Let’s make it sooner, rather than later.


To find out more about the National Marriage Boycott go to Click here to sign the pledge and here to get your Equality Ring.

National Organization for Marriage's 2007 Tax Return Leaked

Calls for the National Organization for Marriage's tax documents have gone unheeded by the anti-marriage equality group, despite the fact that law demands they, being a non-profit organization, keep their records public.

Justin McClachlan somehow got his hands on their 2007 tax return and posted it Sunday. He's just learned that this is an amended tax return, which raises more questions about the original. But here is the amended return below.

National Organization for Marriage

The document is pretty straight forward, but some questions have risen. McClachlan writes:
NOM says it paid Common Sense America $166,000 in the section where it has to list its top five contractors paid more than $50,000. But on a more detailed schedule, it said it paid $189,000 for a "consultant." That difference -- $23,000 -- could have gone to another contractor that NOM wouldn't have to list. I just wonder why they say "consultant" instead of "consultants" on the sheet if that total includes two different contractors. They do breakdown the amount they paid their graphic design firm on a separate line.
It didn't taken long for the questions to turn towards Common Sense America and who they are. Turns out it's a company ran by no other than NOM's own Executive Director Brian Brown.

No one really knows who Common Sense America is. Very little information is given on their website. But I have the same questions as McClachlan:
. . . [is NOM] giving lucrative contracts to organizations connected to its executive director, what the state of Common Sense America's finances are (especially without the NOM contract) and whether any self-dealing is going on. Bottom line, does Common Sense American pay Brown a salary?
I'm sure Fred Karger of Californians Against Hate will have a field day with this.

Media Matters Points Out NOM's Irrationality, Something the Washington Post Failed to Do

In what is now the infamous Washington Post article on the National Organization for Marriage's Brian Brown, the piece described the executive director as being "nice" and opposing marriage equality with "sanity."

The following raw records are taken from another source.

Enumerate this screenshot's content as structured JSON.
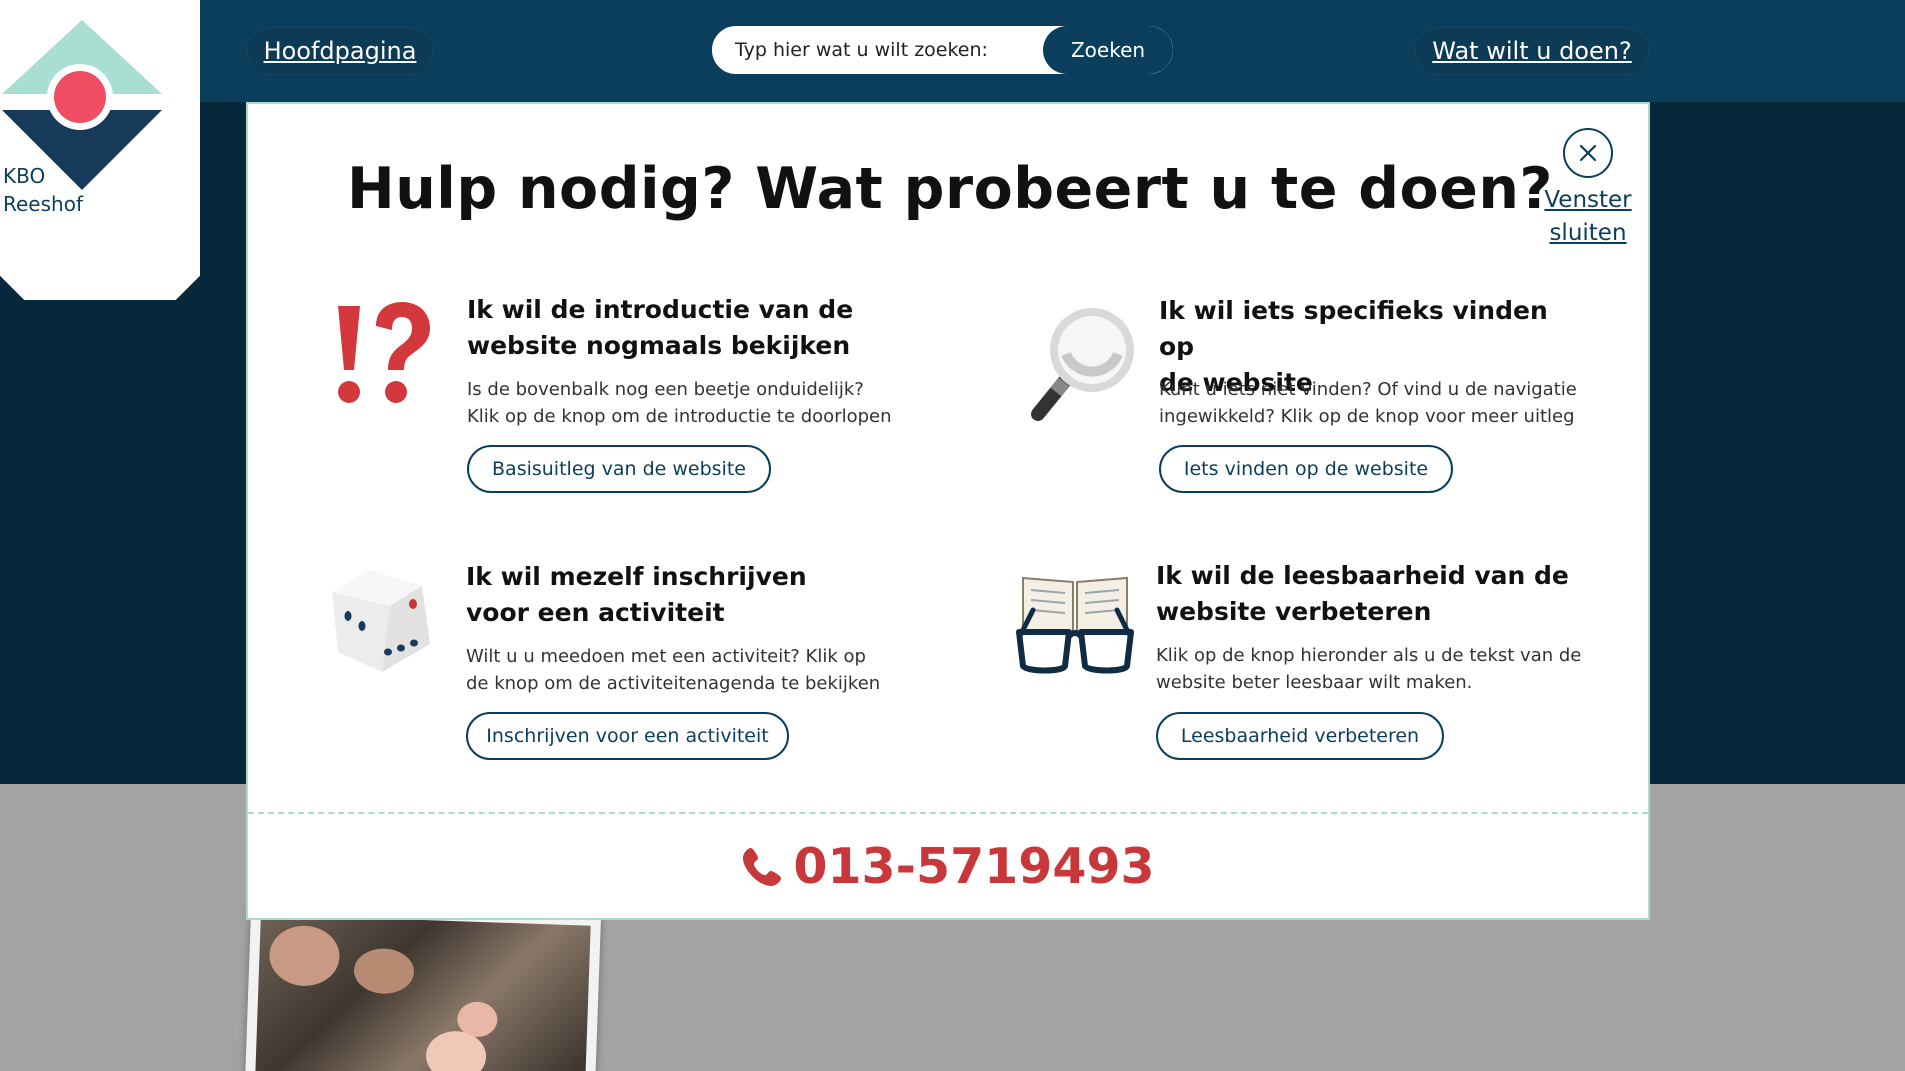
{
  "site": {
    "logo_line1": "KBO",
    "logo_line2": "Reeshof"
  },
  "topbar": {
    "home_link": "Hoofdpagina",
    "search_placeholder": "Typ hier wat u wilt zoeken:",
    "search_button": "Zoeken",
    "help_link": "Wat wilt u doen?"
  },
  "modal": {
    "title": "Hulp nodig? Wat probeert u te doen?",
    "close_line1": "Venster",
    "close_line2": "sluiten",
    "cards": [
      {
        "icon": "exclamation-question-icon",
        "title_line1": "Ik wil de introductie van de",
        "title_line2": "website nogmaals bekijken",
        "desc_line1": "Is de bovenbalk nog een beetje onduidelijk?",
        "desc_line2": "Klik op de knop om de introductie te doorlopen",
        "button": "Basisuitleg van de website"
      },
      {
        "icon": "magnifier-icon",
        "title_line1": "Ik wil iets specifieks vinden op",
        "title_line2": "de website",
        "desc_line1": "Kunt u iets niet vinden? Of vind u de navigatie",
        "desc_line2": "ingewikkeld? Klik op de knop voor meer uitleg",
        "button": "Iets vinden op de website"
      },
      {
        "icon": "dice-icon",
        "title_line1": "Ik wil mezelf inschrijven",
        "title_line2": "voor een activiteit",
        "desc_line1": "Wilt u u meedoen met een activiteit? Klik op",
        "desc_line2": "de knop om de activiteitenagenda te bekijken",
        "button": "Inschrijven voor een activiteit"
      },
      {
        "icon": "book-glasses-icon",
        "title_line1": "Ik wil de leesbaarheid van de",
        "title_line2": "website verbeteren",
        "desc_line1": "Klik op de knop hieronder als u de tekst van de",
        "desc_line2": "website beter leesbaar wilt maken.",
        "button": "Leesbaarheid verbeteren"
      }
    ],
    "phone": "013-5719493"
  },
  "colors": {
    "navy": "#0b3d5c",
    "dark_hero": "#07273a",
    "accent_red": "#c8373a",
    "mint": "#a8dccf"
  }
}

However, nowhere in the article are LGBT organizations and their leaders quoted to give the description of NOM some context. Nor did reporter Monica Hesse do any digging into NOM's past and present actions and rhetoric. If she did, she didn't report it. Instead, what she wrote was a one-sided piece on a man obsessed on keeping gays from being married, passing him off as Santa Claus for the right-wing. It's a sad example of bad reporting.

Jamison Foser at Media Matters happily picked up Hesse' slack and pointed out all the "insane" and "irrational" actions and rants of NOM and its board members.

Here's one example of what Foser found, particularly on board member Orson Scott Card.
"If America becomes a place where the laws of the nation declare that marriage no longer exists -- which is what the Massachusetts decision actually does -- then our allegiance to America will become zero. We will transfer our allegiance to a society that does protect marriage.
And I don't mean that civilized Americans will move. I mean that they'll simply stop regarding the authority of the government as having any legitimacy."
I highly recommend you read first the Washington Post brown nose piece and then Foser's "What the WaPo's National Organization for Marriage profile left out."

Sunday, August 30, 2009

Cell Phone Pic of Huge Fire Here in S. California - Will Gays Be Blamed Again?

This is a random post, but I had to put up this picture I took of the major fire eating huge swaths of acres just outside Los Angeles in Angeles National Park, threatening thousands of homes.

My partner and I were headed towards the 101 and saw this huge plume of smoke and I snapped this picture with my old-school cell phone. Then I quipped, "Do you think we gays will be blamed for this, too?" After all, Los Angeles is a hot bed of iniquity.

If we truly had the power to indirectly wield such destruction with our "sin," (aka the tornado that destroyed the gay-loving Lutheran Church, Hurricane Katrina) you'd think we'd have our rights by now. LOL.

C'mon Pat Robertson, where's the blame? We want our rights.